It seemed like in the 1960s winter snow was plentiful. Built up from driveway plowing or roof top shoveling we had heaps of the cold, white, compact snow. At times snow as high as the roof eaves. With a small spade shovel and young castle building imagination the snow fort was eventually erected with tunnels, cavern rooms and lookout points. You never know when an army bearing snowballs may show up. Spend all day and into the night on this arduous project only to be interrupted by a call from the house. “Christmas TV specials are coming on.” We would drop everything right there and run into the house to be greeted by the smell of hot chocolate and popcorn. Our mittens were covered in crusted frozen snow and we were wet. But, were we cold? Kids don’t feel cold!
So while we were bragging none stop about our new snow fort we changed into dry flannel pajamas and sat down on the floor in front of our big black and white television, hot chocolate and bowl of popcorn in hand. All excited for ‘Rudolph The Red-Nosed Reindeer’, the best of all the Christmas TV specials to come on. Actually all the TV specials produced and directed by Rankin and Bass were awesome.
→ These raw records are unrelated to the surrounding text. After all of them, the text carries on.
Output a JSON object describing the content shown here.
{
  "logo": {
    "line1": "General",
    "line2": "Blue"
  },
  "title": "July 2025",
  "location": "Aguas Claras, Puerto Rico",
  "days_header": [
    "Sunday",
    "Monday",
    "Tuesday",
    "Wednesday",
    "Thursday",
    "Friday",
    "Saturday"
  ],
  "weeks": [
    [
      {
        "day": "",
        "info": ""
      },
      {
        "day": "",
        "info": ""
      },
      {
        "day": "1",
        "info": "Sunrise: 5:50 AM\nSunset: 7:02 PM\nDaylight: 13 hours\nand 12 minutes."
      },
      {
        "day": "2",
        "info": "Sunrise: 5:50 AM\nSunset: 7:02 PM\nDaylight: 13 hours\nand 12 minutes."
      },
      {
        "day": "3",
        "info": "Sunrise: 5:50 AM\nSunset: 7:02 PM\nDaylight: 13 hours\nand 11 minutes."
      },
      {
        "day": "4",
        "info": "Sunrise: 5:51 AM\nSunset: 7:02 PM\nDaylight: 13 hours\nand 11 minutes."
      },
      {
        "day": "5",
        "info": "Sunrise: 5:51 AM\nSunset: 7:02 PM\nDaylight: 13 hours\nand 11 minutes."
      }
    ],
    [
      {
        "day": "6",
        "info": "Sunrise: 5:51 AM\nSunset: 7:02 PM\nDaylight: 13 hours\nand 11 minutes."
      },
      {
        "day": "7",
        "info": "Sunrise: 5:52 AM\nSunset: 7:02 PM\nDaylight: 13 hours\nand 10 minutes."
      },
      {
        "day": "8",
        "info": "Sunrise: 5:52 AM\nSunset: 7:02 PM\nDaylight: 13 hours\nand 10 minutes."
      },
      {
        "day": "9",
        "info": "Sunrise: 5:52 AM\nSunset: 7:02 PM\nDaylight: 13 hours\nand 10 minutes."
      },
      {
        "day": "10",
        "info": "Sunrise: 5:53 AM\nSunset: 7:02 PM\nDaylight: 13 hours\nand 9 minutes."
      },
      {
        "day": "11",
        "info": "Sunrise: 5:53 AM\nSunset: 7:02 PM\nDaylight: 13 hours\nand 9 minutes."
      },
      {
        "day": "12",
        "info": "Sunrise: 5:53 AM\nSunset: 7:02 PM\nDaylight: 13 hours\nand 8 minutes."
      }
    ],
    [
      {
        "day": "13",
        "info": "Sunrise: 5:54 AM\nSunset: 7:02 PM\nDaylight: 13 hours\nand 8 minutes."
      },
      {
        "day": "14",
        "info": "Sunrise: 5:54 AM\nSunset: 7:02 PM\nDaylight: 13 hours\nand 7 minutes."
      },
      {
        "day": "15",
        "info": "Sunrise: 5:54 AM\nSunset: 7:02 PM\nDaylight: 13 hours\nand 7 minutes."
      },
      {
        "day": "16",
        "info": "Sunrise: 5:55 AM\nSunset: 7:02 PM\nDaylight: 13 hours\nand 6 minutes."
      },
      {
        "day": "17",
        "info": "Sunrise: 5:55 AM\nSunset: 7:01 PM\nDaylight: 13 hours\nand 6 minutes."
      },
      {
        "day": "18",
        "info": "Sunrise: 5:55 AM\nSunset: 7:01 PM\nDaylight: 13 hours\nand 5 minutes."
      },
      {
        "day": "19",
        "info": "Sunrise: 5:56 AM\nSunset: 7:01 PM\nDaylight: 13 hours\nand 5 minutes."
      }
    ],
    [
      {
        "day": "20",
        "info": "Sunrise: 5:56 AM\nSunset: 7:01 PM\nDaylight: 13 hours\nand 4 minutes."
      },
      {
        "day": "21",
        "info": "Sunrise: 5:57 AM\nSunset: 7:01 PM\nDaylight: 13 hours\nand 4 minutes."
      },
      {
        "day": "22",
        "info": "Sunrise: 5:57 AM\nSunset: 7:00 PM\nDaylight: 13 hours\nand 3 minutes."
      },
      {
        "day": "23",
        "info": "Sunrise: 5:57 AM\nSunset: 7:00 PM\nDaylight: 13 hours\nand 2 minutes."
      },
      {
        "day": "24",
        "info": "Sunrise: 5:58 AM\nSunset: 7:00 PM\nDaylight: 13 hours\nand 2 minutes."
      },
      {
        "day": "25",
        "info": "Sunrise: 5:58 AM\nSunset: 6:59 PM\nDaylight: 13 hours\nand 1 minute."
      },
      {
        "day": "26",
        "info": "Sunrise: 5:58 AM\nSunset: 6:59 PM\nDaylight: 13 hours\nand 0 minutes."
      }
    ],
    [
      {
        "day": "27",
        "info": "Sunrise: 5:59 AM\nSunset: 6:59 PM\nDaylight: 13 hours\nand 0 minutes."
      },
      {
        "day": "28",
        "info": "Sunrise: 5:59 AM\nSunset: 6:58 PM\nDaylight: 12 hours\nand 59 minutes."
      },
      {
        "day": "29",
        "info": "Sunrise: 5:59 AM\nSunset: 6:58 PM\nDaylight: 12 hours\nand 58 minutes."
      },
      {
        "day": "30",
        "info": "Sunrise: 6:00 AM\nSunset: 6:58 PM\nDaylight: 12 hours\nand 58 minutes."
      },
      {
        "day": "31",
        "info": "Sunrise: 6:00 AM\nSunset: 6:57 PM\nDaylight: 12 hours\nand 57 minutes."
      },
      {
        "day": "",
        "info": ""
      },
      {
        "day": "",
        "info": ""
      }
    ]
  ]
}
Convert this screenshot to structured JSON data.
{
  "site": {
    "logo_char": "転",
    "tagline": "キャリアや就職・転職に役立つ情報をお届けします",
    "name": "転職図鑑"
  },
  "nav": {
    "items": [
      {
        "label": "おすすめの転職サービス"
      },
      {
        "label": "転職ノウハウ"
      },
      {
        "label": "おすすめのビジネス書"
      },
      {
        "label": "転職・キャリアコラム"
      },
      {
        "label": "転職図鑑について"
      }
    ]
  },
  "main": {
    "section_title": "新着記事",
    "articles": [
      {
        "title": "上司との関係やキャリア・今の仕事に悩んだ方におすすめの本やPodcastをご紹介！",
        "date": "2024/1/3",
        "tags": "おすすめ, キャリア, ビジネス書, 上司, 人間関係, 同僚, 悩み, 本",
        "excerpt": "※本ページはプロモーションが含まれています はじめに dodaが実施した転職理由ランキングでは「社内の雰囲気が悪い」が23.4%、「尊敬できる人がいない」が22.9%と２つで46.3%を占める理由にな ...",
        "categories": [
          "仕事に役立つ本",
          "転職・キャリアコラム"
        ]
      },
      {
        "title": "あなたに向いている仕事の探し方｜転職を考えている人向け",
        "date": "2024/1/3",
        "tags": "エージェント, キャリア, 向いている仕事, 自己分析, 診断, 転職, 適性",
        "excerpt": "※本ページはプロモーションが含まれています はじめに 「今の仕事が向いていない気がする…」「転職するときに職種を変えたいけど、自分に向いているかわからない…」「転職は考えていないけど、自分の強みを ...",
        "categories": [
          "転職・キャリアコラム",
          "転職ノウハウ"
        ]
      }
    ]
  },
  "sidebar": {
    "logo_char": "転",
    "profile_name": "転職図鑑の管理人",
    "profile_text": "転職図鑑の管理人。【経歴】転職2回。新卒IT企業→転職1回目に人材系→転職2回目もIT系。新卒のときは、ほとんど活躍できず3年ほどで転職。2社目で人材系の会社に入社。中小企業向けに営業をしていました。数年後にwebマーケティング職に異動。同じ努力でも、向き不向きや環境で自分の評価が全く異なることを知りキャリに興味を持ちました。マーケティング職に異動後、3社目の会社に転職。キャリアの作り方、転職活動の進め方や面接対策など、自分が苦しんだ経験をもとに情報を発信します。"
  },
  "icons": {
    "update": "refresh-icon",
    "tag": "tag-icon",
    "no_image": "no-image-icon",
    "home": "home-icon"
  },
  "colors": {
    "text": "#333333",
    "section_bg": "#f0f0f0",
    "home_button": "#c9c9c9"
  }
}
It was easy to get excited about any Christmas TV specials in those days. There was no such thing as cable TV back then. All we had for television reception was a roof top antenna which gave us four channels on a good day.
Rankin and Bass mastered stop motion animation and these clay figures were fondly noted as ‘puppetoons’. These clay doll like characters were made from plasticine clay for it is very pliable, very easy to mold and form into a reindeer, tree, Santa or an Abominable Snowmonster. A picture would be taken of a scene with these clay characters and clay back grounds. Then another picture would be taken of the same scene with the characters slightly altered. Each still photograph of these clay figurines would then be recorded onto film. Put together then played at least twelve frames per second to give you tangible animation. That is how Rankin and Bass gave us these great memorable Christmas TV specials. Sound simple? Rudolph The Red-Nosed Reindeer is forty seven minutes. That would be approximately three thousand, eight hundred and forty pictures needed to complete this show. Each one slightly altered and what if the studio janitor hits the set while mopping or the camera accidentally gets moved? You know this project is going to take a little time.
It’s been a long time since my days of Christmas TV specials and snow forts. Not many snow forts these days, fortunately the Rankin and Bass television specials are still with us, even after forty years. Put in chronological order here are Rankin and Bass productions at their best.
Rudolph The Red-Nosed Reindeer – 1964
This longest running Christmas holiday special has entertained millions since 1964. Sam the Snowman narrates this story where Rudolph becomes the laughing stock of Christmastown, just because of his nose glowed red. Hermey, a wholesome looking elf from the same town felt that he never fit in with the rest of the elves. He wanted to be a dentist and not build toys. So Rudolph and Hermey ran away from Christmastown, calling themselves Misfits. In their adventurous trek they come across the Abominable Snowmonster, an island Rubai internetu of Misfit Toys and a rescuing prospector called Yukon Cornelius. Safe back in Christmastown Rudolph finds out that Christmas is canceled due to bad weather. Suddenly Rudolph’s nose becomes a bright beacon and saves Christmas by guiding Santa’s sleigh that night.
Sam the Snowman – Burl Ives
Rudolph – Billie Ray Richards
Santa – Stan Francis
Hermey – Paul Soles
Yukon Cornelius – Larry D. Mann
The Little Drummer Boy – 1968
After Aaron’s family died he started to hate the world and everyone in it. To take out his frustrations he would beat on a drum. The only friends that Aaron has is a donkey called Samson, a lamb Baabaa and Joshua the camel. Joshua gets sold and while Aaron is searching for his friend, the camel, he meets up with three wise men who are on their way to Bethlehem. Aaron regains his compassion for human life, thanks to the newborn Jesus and his drum.
Aaron – Teddy Eccles
Story Teller – Greer Garson
Santa Claus Is Comin’ To Town – 1970
First of all I have to say, this one is my personal favorite of all the Rankin and Bass productions. A postal carrier narrates this lovable Christmas TV special about a grouchy Mayor Burgermeister Meisterburger of Sombertown that hates toys. So, when a youthful Santa tries to deliver toys on Christmas eve to all the poor kids of Sombertown, the Mayor shut him down. In fact, the mayor outlawed toys, even if the ‘T’ word was mentioned, off to the dungeon you would go. Santa Claus became an outlaw with a bounty on his head. Running away from this town Kris Kringle and his new friend Topper the penguin run into the Winter Warlock and adventure. With help from his new found friends and a lovely school teacher, Kris prevailed and Christmas presents were delivered to all in Sombertown.